“I think there is a tendency for people to forget about the problem until the next high-profile case of wrongful conviction arises,” said political science professor Troy Riddell, who studies criminal justice policy, judicial politics, and rights and liberties and teaches in U of G’s Criminology and Criminal Justice Policy graduate program.
“The day is also a symbolic reminder that we will not forget about those who have been wrongfully convicted.”
Wrongful Conviction Day, held on Oct. 2, was created in 2014 by the Association in Defence of the Wrongfully Convicted, now called Innocence Canada.
The group will recognize the day with a reception Thursday, Oct. 6 in Toronto with keynote speaker Maria Shepherd, whose conviction for manslaughter 25 years ago was overturned earlier this year. Eight major landmarks across Canada were lit up to mark International Wrongful Conviction Day, including the CN Tower, City Hall in Vancouver and McMahon Stadium in Calgary.
U of G has been involved in numerous awareness efforts tied to wrongful convictions, most notably the Truscott Initiative.
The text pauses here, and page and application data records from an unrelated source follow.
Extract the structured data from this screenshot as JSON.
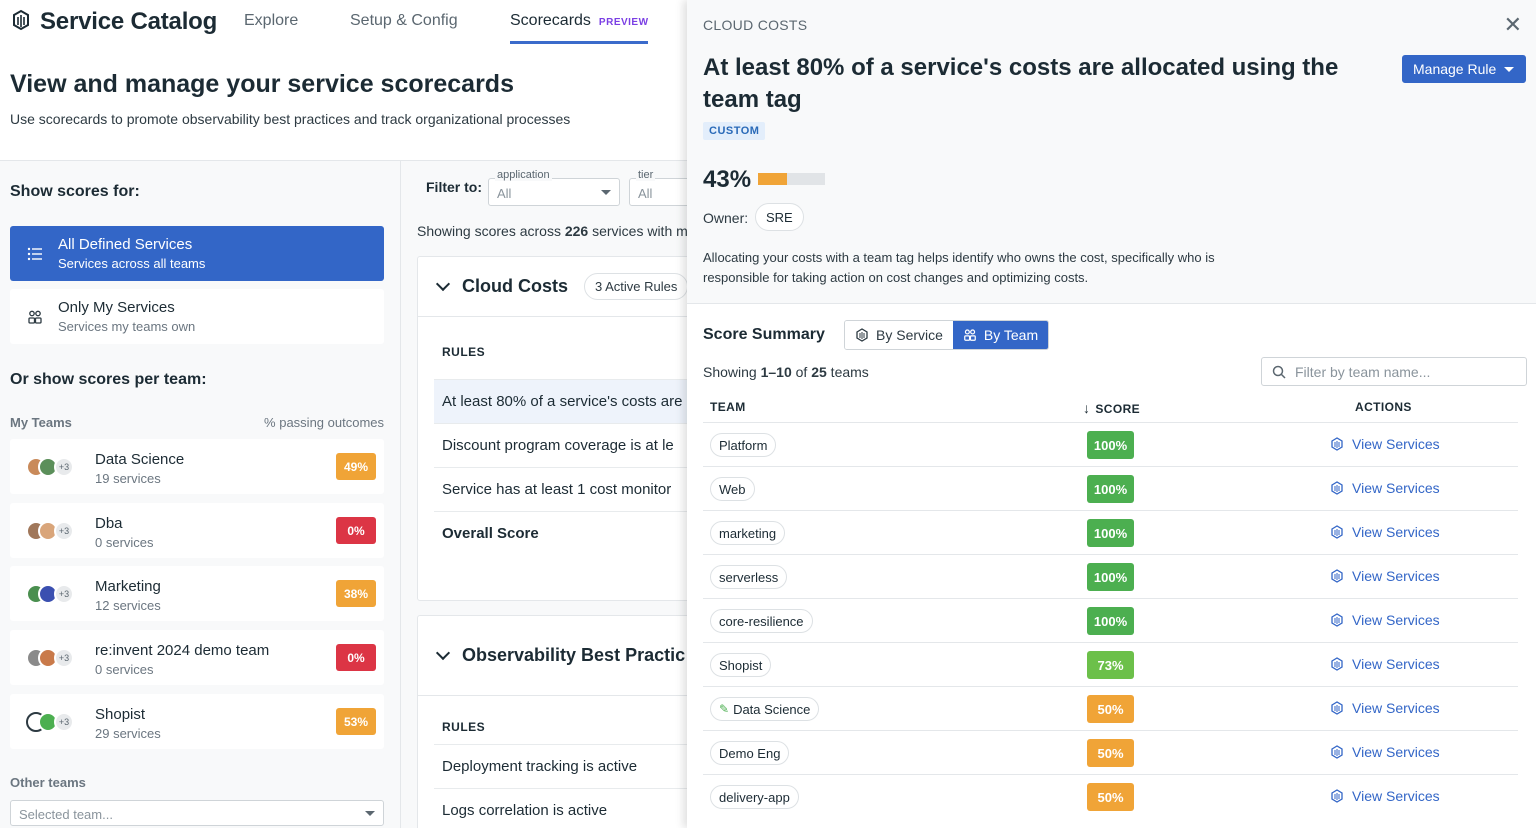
{
  "nav": {
    "app_title": "Service Catalog",
    "tabs": [
      {
        "label": "Explore"
      },
      {
        "label": "Setup & Config"
      },
      {
        "label": "Scorecards",
        "badge": "PREVIEW"
      }
    ]
  },
  "header": {
    "title": "View and manage your service scorecards",
    "subtitle": "Use scorecards to promote observability best practices and track organizational processes"
  },
  "left": {
    "show_scores_for": "Show scores for:",
    "scopes": [
      {
        "title": "All Defined Services",
        "subtitle": "Services across all teams",
        "icon": "list-icon"
      },
      {
        "title": "Only My Services",
        "subtitle": "Services my teams own",
        "icon": "people-icon"
      }
    ],
    "per_team_heading": "Or show scores per team:",
    "my_teams_label": "My Teams",
    "passing_label": "% passing outcomes",
    "teams": [
      {
        "name": "Data Science",
        "count": "19 services",
        "pct": "49%",
        "color": "#f0a437",
        "more": "+3"
      },
      {
        "name": "Dba",
        "count": "0 services",
        "pct": "0%",
        "color": "#dc3545",
        "more": "+3"
      },
      {
        "name": "Marketing",
        "count": "12 services",
        "pct": "38%",
        "color": "#f0a437",
        "more": "+3"
      },
      {
        "name": "re:invent 2024 demo team",
        "count": "0 services",
        "pct": "0%",
        "color": "#dc3545",
        "more": "+3"
      },
      {
        "name": "Shopist",
        "count": "29 services",
        "pct": "53%",
        "color": "#f0a437",
        "more": "+3"
      }
    ],
    "other_teams_label": "Other teams",
    "team_select_placeholder": "Selected team..."
  },
  "middle": {
    "filter_label": "Filter to:",
    "filters": [
      {
        "label": "application",
        "value": "All"
      },
      {
        "label": "tier",
        "value": "All"
      }
    ],
    "showing_prefix": "Showing scores across ",
    "showing_count": "226",
    "showing_suffix": " services with me",
    "scorecards": [
      {
        "title": "Cloud Costs",
        "active_rules": "3 Active Rules",
        "rules_heading": "RULES",
        "rules": [
          "At least 80% of a service's costs are",
          "Discount program coverage is at le",
          "Service has at least 1 cost monitor",
          "Overall Score"
        ]
      },
      {
        "title": "Observability Best Practic",
        "rules_heading": "RULES",
        "rules": [
          "Deployment tracking is active",
          "Logs correlation is active"
        ]
      }
    ]
  },
  "drawer": {
    "eyebrow": "CLOUD COSTS",
    "title": "At least 80% of a service's costs are allocated using the team tag",
    "manage_button": "Manage Rule",
    "badge": "CUSTOM",
    "score_pct": "43%",
    "score_fraction": 0.43,
    "owner_label": "Owner:",
    "owner": "SRE",
    "description": "Allocating your costs with a team tag helps identify who owns the cost, specifically who is responsible for taking action on cost changes and optimizing costs.",
    "score_summary": "Score Summary",
    "toggle": {
      "by_service": "By Service",
      "by_team": "By Team"
    },
    "showing": {
      "prefix": "Showing ",
      "range": "1–10",
      "middle": " of ",
      "total": "25",
      "suffix": " teams"
    },
    "filter_placeholder": "Filter by team name...",
    "columns": {
      "team": "TEAM",
      "score": "SCORE",
      "actions": "ACTIONS"
    },
    "rows": [
      {
        "team": "Platform",
        "score": "100%",
        "color": "#4caf50",
        "action": "View Services"
      },
      {
        "team": "Web",
        "score": "100%",
        "color": "#4caf50",
        "action": "View Services"
      },
      {
        "team": "marketing",
        "score": "100%",
        "color": "#4caf50",
        "action": "View Services"
      },
      {
        "team": "serverless",
        "score": "100%",
        "color": "#4caf50",
        "action": "View Services"
      },
      {
        "team": "core-resilience",
        "score": "100%",
        "color": "#4caf50",
        "action": "View Services"
      },
      {
        "team": "Shopist",
        "score": "73%",
        "color": "#6cc04a",
        "action": "View Services"
      },
      {
        "team": "Data Science",
        "score": "50%",
        "color": "#f0a437",
        "action": "View Services",
        "icon": "pencil-icon"
      },
      {
        "team": "Demo Eng",
        "score": "50%",
        "color": "#f0a437",
        "action": "View Services"
      },
      {
        "team": "delivery-app",
        "score": "50%",
        "color": "#f0a437",
        "action": "View Services"
      }
    ]
  }
}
Launched in 2009, this justice studies project commemorates the struggles of Guelph resident Steven Truscott and his family.
Wrongfully convicted at age 14 after the 1959 murder of schoolmate Lynne Harper, Truscott was released from prison in 1969. He was acquitted by the Ontario Court of Appeal in 2007.
At Guelph, the initiative funds the annual Truscott Lecture in Justice and the Truscott Family Scholarship in Justice Studies, an entrance scholarship for students engaged in community volunteer activities.
Truscott lecturers have included former Ontario Court of Appeal judge Stephen Goudge and James Lockyer, the criminal lawyer who defended Truscott during his original trial. The University awarded Lockyer an honorary degree in 2007.
“The lecture is valuable in bringing together students and members of the community, including some who are involved in criminal justice,” Riddell said. “The Truscott family attends this event as well, which makes it particularly special.”
U of G offers undergraduate and graduate courses in criminology and criminal justice policy, including a fourth-year special topics course on Wrongful Convictions taught by Prof. Carolyn Yule, Department of Sociology and Anthropology. She works with Innocence Canada to arrange guest speakers for the course.
Innocence Canada was founded in 1993 and has helped exonerate 21 wrongfully convicted people, including Truscott. The organization works with volunteer lawyers on a pro bono basis.